Nepal President Bidya Devi Bhandari is coming to Dhaka to attend two historic events at a time– birth centenary of Father of the Nation Bangabandhu Sheikh Mujibur Rahman and the golden jubilee of independence.The current government is giving priority to neighbouring states in terms of cooperation.
Prime Minister Sheikh Hasina last year offered Bangladesh’s airport and seaport facilities to Nepal as part of her commitment for regional connectivity for ‘shared prosperity’. She made the offer when Nepal's Foreign Minister Pradip Kumar Gyawali called on her during a visit in February. But Nepal is yet to make best use of Bangladesh’s offer.
“Soon after entering formal diplomatic ties, Nepal and Bangladesh signed trade, transit and payments agreements in 1976. The Bangladesh government had also allowed Nepal six transit points for entry and exit for trade purposes through Bangladesh. However, till date, it has not become wholly functional. Bangladesh had offered Nepal the use of the Chittagong and Mongla Port in 1997 after opening the Kakarvitta-Phulbari-Bangabandhu route with additional rail route to Nepal Rohanpur in Bangladesh to Singhabad India, but Nepal is yet to make use of them despite Nepalese traders having shown deep interest,” said Sunil KC, founder of the Nepal-based think tank Asian Institute of Diplomacy and International Affairs (AIDIA), told Bangladesh Post.
So, the President’s visit is being seen as a way of taking the relations to a new height.
Three issues can be focused during the visit - energy cooperation, connectivity and religious tourism.
1) Energy Cooperation: Bangladesh needs energy to be a developed country by 2040. So, Bangladesh wants to buy 9000 MW power from Nepal and for that Nepal and Bangladesh have to sign the Bilateral Investment Protection and Promotion Agreement (BIPPA). This will also help Nepal to be a net energy exporter to Bangladesh. This will bring Nepal very close to Bangladesh. Experts believe the Public Private Partnership (PPP) model can be created in order to start the cooperation.

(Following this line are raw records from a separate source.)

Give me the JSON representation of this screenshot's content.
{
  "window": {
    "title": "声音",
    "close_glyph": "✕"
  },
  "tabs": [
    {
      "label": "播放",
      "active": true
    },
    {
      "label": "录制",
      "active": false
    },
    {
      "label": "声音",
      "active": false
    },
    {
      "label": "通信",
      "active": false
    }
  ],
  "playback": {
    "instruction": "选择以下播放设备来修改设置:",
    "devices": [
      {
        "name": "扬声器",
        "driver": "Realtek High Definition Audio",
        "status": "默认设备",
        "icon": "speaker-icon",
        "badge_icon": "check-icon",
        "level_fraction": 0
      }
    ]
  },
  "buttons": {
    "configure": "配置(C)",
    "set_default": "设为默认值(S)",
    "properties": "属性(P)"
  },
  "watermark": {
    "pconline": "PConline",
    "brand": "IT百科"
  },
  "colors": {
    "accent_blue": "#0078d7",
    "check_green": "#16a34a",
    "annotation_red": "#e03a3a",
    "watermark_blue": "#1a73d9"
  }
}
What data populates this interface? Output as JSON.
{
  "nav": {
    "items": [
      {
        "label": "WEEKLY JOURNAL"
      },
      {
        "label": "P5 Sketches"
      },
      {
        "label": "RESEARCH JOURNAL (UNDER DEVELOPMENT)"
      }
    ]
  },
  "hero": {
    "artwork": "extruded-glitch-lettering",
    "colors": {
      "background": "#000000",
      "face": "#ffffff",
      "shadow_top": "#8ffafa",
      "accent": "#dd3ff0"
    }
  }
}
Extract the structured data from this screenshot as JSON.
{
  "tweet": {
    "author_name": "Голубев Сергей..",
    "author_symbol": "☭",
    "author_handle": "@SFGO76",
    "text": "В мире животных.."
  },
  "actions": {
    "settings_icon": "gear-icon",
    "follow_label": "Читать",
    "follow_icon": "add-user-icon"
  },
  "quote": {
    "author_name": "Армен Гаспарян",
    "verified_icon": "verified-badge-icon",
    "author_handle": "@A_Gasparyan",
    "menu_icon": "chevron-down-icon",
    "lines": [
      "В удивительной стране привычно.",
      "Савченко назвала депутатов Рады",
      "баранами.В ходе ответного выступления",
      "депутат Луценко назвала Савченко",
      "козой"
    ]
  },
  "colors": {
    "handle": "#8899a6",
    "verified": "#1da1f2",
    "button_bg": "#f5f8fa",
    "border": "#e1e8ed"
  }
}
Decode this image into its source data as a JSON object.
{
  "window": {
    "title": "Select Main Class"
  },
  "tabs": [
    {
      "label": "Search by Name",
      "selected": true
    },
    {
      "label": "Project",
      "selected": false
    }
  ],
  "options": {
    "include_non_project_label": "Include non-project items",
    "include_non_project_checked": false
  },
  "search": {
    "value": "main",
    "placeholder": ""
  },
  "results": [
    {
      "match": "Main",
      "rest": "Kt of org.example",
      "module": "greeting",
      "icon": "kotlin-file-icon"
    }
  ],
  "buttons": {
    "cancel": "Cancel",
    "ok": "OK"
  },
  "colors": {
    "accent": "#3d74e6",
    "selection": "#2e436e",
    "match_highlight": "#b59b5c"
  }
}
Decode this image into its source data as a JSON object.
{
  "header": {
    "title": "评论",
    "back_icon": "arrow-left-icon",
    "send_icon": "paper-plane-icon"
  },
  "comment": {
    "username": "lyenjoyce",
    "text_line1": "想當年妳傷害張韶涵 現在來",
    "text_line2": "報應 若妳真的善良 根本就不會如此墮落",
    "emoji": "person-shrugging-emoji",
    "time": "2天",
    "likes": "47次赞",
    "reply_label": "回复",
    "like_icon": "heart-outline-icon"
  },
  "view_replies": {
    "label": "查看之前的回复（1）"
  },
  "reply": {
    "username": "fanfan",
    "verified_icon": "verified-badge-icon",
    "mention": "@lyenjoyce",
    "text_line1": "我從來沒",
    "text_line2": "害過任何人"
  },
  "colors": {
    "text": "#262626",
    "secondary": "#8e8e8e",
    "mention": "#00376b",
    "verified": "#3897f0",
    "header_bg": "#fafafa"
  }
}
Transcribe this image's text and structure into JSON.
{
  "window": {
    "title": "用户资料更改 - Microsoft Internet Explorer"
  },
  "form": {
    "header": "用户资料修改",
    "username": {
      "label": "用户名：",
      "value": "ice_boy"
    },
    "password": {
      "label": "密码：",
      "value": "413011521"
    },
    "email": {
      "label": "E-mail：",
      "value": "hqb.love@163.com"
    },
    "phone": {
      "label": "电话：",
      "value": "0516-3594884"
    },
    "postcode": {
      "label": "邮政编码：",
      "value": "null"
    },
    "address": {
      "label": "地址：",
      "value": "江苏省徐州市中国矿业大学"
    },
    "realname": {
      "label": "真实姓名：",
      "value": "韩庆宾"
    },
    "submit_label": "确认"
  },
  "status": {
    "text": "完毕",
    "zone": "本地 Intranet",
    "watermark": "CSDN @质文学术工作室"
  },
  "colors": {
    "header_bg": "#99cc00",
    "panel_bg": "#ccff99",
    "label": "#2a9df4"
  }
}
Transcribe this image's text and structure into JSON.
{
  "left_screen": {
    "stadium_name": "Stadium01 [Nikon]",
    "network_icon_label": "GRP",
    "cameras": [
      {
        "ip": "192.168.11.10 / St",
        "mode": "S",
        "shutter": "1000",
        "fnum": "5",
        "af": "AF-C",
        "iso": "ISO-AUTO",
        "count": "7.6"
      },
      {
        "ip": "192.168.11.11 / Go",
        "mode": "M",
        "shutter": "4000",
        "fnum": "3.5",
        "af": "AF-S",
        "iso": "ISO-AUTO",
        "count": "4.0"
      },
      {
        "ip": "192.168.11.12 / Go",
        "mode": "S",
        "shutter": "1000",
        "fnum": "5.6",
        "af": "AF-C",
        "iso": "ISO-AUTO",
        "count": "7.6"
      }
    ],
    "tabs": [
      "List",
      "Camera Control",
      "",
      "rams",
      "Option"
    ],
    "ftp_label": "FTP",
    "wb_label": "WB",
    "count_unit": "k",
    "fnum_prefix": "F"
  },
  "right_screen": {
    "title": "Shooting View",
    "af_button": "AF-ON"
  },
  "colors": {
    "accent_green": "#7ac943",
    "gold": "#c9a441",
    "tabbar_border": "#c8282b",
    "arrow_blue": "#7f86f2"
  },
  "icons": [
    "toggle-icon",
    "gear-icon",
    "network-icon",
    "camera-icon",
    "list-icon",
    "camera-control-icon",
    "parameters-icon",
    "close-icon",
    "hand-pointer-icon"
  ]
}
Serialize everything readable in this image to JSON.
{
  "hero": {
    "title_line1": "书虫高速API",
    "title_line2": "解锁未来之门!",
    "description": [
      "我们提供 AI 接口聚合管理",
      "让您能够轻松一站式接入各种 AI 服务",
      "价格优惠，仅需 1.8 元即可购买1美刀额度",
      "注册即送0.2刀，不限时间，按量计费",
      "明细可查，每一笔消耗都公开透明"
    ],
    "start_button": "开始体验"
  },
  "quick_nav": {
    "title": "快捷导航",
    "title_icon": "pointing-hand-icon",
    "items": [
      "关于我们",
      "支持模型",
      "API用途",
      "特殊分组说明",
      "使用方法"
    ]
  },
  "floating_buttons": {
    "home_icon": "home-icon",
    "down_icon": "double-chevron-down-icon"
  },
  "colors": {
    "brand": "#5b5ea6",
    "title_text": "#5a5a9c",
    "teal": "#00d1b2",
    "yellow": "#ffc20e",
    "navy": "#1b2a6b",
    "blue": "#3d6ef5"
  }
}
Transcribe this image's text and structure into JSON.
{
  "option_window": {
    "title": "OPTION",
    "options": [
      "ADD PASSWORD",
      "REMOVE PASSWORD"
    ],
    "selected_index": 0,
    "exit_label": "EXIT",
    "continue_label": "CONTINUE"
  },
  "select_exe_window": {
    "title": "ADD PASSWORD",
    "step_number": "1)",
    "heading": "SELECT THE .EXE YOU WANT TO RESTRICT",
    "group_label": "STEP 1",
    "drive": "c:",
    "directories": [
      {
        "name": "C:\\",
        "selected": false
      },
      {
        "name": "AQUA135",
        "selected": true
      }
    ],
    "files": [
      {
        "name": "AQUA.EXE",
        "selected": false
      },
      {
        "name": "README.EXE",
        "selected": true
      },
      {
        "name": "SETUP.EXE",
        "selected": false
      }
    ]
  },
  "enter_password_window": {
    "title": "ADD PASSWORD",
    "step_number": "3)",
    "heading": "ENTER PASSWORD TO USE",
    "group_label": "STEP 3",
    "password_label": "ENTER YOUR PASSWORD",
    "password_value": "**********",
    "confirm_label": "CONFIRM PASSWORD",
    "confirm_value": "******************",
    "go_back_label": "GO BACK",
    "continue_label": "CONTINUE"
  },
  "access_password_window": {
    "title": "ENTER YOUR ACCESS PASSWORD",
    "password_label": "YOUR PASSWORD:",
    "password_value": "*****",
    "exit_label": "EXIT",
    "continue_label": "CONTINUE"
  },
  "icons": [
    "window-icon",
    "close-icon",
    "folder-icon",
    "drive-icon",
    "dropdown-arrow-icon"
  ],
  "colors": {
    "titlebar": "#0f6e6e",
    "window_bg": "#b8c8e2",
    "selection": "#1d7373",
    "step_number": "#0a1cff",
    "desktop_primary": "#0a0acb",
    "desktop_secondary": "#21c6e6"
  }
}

2) Connectivity: Bangladesh had offered Nepal to use Chattogram and Mongla port for the third country transit which has not been utilised by Nepal yet. Nepal is also going to start river ways connectivity, but Nepal lacks the technical experiences. Bangladesh could be useful for Nepal in the water ways connectivity. Also railways connectivity can be established with the help of India for the ease of trade in between our two countries. Bangladesh is undertaking improvements to internationalise the northern Saidpur Airport to help promote regional connectivity. The Prime Minister, Sheikh Hasina, has consistently advocated for transit facilities for Nepal. This was part of her campaign for enhanced regional connectivity under the Bangladesh-Bhutan-India-Nepal (BBIN) initiative.
3) Religious Tourism: Nepal is known as a Hindu nation and birth place of Lord Buddha. There are many Hindus and Buddhists in Bangladesh. So religious tourism could be another area where two countries can create partnership. Bangladesh is going to set up Buddhist pilgrimage in Lumbini, Nepal by this year which shows the importance of religious tourism.
There are other ways of boosting the relations. Expansion of two-way trade through removal of tariff and non-tariff barriers, simplification of administrative procedures, and facilitating measures at border points can be one of them.
According to the Nepal embassy in Dhaka, there is tremendous potential for expanding and diversifying trade between the two countries. Nepal’s exports to Bangladesh constitute mainly yellow lentils, oil cakes, cardamom (large), wheat, vegetable seeds, handicrafts, pashminas etc. Imports from Bangladesh include industrial raw materials, chemicals, fabrics and textile materials, jute products, electric and electronic items.
But the slow pace of progress is yet to exploit the full potential of this great bonhomie between Nepal and Bangladesh, said Sunil KC.
The visiting President during the bilateral meeting with her counterpart Abdul Hamid will definitely hold talks to take forward the growing relations.